Items listed in a dataset
*****
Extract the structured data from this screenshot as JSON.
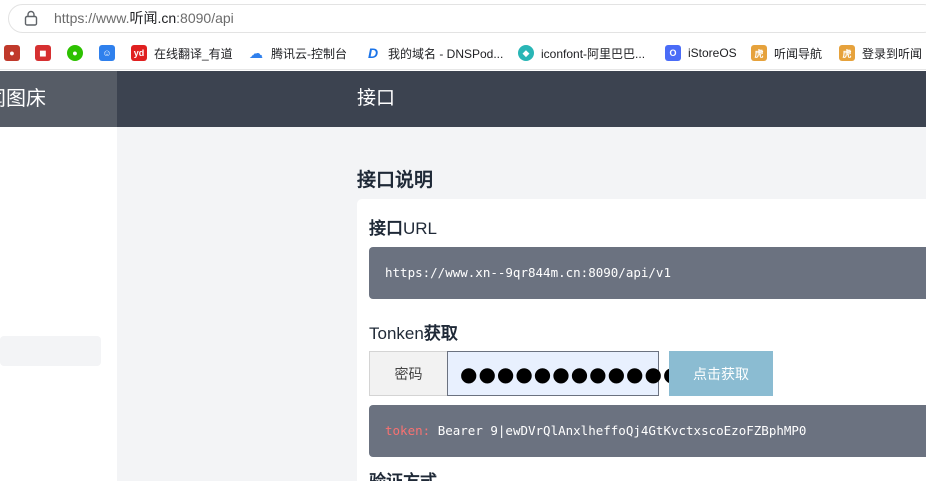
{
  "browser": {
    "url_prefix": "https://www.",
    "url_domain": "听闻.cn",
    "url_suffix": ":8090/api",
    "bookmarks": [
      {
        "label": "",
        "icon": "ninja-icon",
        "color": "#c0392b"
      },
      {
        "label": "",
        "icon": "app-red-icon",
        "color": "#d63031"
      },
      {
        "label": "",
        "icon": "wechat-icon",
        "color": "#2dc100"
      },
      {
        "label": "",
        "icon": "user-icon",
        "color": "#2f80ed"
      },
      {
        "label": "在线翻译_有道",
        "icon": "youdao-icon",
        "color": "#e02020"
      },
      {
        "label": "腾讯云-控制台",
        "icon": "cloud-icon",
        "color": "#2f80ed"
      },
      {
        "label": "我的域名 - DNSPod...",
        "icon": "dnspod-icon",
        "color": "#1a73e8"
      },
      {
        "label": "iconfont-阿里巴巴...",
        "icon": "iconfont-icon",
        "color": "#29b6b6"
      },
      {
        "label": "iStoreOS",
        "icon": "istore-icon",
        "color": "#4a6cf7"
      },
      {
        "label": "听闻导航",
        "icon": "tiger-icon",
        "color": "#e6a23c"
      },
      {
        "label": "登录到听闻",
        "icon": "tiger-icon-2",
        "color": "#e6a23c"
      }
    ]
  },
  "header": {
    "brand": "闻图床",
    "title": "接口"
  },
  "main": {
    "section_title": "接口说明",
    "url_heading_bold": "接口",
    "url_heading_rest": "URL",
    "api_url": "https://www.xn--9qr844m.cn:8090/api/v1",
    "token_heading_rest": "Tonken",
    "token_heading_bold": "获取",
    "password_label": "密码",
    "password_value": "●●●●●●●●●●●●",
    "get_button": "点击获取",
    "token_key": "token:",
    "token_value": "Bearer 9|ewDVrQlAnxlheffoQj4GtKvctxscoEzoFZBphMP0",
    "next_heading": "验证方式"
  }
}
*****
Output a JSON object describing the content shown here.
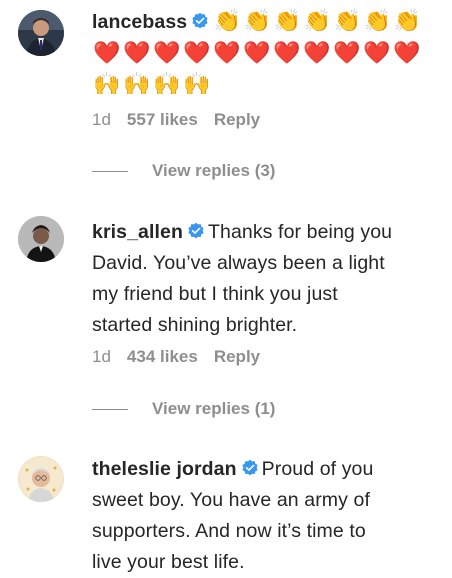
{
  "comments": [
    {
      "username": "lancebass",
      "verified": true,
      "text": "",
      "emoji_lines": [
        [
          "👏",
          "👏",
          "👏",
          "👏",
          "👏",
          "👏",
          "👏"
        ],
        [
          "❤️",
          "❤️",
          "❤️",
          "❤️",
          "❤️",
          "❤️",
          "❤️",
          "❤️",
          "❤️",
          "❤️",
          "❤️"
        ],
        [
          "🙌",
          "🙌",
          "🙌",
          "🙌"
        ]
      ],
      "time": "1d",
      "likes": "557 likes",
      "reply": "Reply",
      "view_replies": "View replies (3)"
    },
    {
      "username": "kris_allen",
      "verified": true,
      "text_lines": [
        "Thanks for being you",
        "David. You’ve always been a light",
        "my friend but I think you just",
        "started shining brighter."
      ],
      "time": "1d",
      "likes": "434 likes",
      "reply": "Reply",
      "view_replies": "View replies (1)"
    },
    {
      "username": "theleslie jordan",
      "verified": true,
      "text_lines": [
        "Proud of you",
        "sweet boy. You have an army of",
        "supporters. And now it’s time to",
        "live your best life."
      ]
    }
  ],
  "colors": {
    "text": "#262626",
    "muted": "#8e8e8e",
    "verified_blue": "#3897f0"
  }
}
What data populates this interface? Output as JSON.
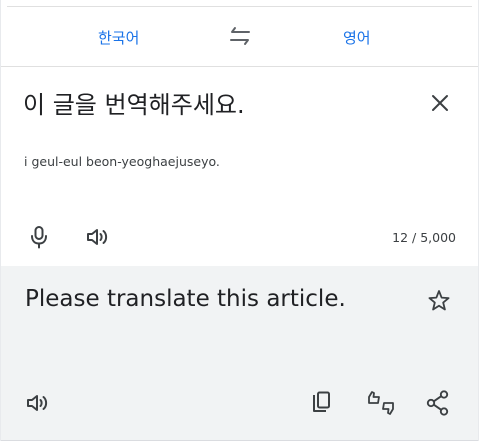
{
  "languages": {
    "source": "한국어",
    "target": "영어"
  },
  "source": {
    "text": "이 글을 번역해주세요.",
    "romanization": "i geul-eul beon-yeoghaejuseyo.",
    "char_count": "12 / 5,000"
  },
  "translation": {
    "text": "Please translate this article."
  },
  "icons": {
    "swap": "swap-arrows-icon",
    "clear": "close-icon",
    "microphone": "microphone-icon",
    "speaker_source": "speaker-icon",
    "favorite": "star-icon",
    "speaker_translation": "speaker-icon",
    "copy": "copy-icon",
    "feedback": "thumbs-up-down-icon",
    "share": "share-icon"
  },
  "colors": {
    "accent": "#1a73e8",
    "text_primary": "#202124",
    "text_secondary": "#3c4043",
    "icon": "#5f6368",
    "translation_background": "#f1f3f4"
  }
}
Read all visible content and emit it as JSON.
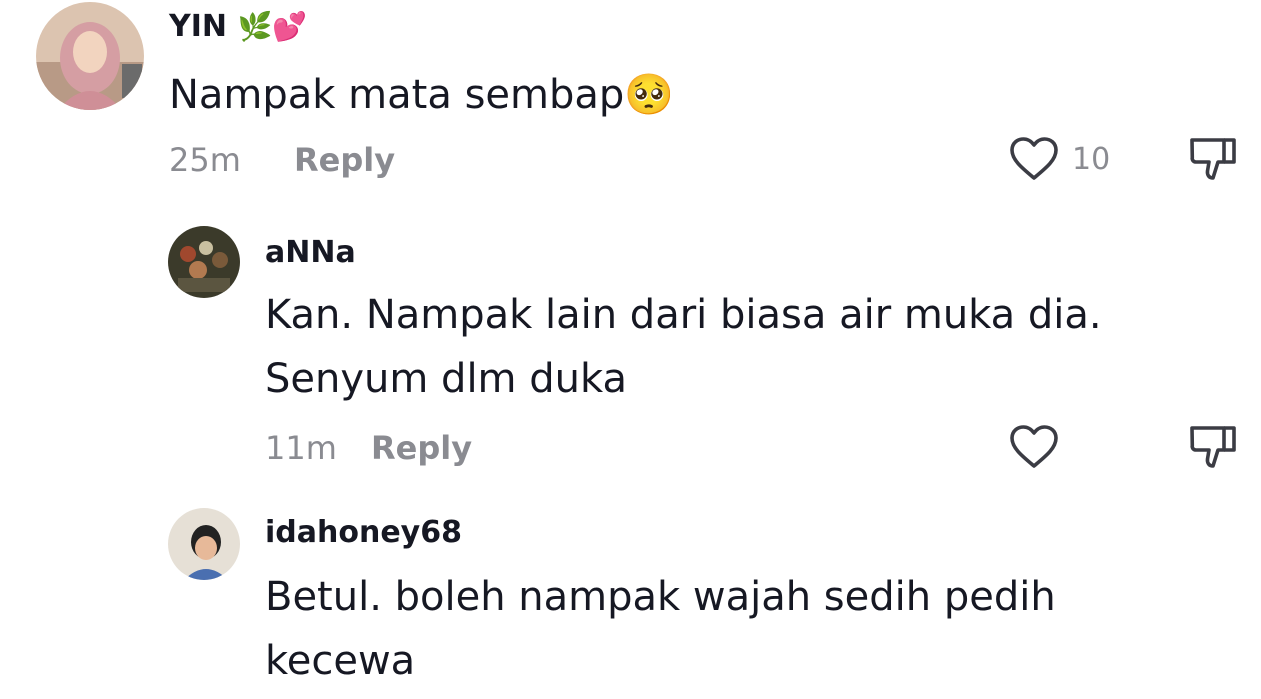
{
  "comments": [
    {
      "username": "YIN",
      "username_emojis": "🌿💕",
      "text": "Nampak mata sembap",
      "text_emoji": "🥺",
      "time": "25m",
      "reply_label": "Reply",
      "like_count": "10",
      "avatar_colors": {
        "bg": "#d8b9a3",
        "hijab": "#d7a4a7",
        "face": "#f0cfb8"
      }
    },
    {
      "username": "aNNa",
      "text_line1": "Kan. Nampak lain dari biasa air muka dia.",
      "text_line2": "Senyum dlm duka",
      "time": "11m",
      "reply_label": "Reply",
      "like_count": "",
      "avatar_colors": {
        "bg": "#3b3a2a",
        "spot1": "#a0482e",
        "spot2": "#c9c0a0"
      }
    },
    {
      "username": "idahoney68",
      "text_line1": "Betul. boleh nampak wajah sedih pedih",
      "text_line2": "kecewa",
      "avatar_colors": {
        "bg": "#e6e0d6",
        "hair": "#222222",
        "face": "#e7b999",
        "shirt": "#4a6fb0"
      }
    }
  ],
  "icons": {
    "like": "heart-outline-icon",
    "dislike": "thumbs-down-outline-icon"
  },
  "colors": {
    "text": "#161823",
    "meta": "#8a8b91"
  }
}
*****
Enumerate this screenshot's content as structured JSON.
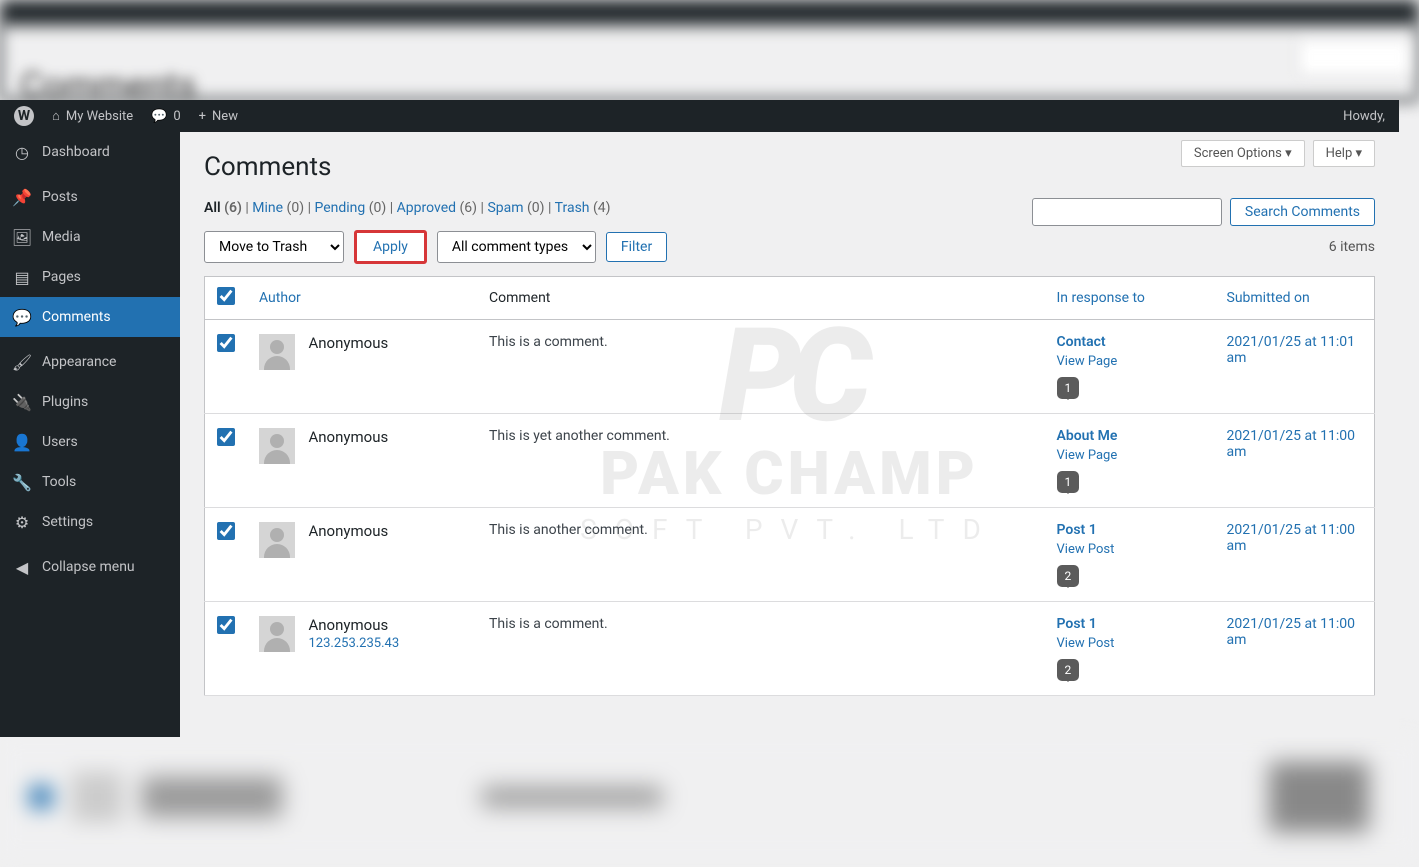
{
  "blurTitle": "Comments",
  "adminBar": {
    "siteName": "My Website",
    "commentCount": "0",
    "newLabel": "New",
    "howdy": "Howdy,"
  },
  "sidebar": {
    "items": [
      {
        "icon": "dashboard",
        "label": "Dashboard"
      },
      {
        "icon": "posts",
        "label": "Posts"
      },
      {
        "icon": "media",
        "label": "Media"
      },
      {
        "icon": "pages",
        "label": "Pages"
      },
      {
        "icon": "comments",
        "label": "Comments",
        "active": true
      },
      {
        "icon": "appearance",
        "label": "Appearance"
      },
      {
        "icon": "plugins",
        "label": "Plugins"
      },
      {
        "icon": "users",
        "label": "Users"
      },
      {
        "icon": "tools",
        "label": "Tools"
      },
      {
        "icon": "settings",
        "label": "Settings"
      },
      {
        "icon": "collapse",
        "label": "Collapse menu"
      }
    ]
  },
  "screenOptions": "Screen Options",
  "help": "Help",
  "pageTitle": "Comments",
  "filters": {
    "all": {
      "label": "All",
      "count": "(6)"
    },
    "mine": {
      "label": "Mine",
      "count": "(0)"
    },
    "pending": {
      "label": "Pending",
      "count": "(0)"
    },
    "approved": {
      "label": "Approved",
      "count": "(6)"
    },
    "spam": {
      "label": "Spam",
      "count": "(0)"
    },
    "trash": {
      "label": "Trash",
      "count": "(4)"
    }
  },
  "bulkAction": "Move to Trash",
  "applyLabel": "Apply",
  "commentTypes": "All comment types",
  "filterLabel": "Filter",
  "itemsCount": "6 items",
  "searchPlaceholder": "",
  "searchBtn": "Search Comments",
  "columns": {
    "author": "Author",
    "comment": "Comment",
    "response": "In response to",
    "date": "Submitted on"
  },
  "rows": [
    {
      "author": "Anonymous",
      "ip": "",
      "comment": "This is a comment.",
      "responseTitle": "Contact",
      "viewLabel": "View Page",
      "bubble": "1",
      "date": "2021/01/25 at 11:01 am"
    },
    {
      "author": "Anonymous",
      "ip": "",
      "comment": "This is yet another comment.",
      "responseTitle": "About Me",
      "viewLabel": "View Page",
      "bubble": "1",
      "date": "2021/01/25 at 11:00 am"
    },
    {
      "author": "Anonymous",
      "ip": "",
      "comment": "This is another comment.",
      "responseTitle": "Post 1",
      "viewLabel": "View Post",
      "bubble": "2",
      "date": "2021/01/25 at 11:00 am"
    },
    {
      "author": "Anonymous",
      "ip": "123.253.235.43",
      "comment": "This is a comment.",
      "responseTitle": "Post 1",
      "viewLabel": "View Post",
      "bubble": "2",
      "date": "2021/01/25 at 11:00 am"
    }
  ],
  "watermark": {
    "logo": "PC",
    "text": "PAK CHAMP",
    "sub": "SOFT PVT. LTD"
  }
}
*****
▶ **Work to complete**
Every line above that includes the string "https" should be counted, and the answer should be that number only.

▶ **Answer below**
2